- **Given data**:
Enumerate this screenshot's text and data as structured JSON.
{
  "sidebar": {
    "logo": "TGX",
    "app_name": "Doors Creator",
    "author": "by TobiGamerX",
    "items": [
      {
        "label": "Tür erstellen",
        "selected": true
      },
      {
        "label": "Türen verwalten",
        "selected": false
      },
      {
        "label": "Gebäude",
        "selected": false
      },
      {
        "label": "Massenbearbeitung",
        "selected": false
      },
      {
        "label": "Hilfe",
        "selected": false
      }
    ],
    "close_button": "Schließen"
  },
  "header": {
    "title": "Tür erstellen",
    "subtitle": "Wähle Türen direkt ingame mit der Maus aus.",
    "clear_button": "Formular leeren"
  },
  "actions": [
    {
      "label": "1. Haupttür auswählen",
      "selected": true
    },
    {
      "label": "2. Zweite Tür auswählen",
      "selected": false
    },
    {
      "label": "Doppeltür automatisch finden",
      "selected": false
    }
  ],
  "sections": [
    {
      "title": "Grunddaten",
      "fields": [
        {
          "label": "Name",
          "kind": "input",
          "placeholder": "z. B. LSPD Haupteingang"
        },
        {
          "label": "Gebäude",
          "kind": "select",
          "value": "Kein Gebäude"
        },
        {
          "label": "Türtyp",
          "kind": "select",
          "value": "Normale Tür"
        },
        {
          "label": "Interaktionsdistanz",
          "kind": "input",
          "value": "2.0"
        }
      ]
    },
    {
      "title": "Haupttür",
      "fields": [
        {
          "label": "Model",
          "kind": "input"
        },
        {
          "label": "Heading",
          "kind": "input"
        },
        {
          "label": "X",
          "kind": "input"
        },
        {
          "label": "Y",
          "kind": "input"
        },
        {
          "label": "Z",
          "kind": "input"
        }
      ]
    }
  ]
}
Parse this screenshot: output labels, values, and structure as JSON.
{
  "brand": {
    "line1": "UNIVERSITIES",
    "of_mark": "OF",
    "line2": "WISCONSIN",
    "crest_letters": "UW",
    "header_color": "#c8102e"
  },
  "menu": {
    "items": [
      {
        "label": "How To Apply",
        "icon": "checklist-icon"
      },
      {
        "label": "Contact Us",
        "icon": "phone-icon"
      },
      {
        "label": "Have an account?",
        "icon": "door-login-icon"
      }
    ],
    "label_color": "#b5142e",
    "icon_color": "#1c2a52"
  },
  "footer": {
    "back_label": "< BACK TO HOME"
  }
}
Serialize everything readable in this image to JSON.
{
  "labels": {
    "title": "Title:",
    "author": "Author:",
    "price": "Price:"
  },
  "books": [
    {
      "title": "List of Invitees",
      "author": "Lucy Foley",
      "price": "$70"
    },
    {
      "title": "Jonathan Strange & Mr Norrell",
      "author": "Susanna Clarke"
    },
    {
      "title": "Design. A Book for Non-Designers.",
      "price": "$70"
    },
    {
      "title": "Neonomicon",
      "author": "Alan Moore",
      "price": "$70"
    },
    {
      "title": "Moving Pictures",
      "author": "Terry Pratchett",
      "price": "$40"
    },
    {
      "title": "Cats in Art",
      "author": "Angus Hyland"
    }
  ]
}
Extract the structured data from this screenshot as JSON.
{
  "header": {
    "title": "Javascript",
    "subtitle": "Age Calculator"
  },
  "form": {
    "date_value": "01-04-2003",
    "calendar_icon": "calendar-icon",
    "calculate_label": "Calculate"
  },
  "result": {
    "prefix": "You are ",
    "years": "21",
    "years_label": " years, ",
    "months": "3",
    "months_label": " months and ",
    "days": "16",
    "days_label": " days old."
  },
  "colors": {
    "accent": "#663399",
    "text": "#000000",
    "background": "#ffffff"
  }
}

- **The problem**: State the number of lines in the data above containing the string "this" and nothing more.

- **Expected answer**: 4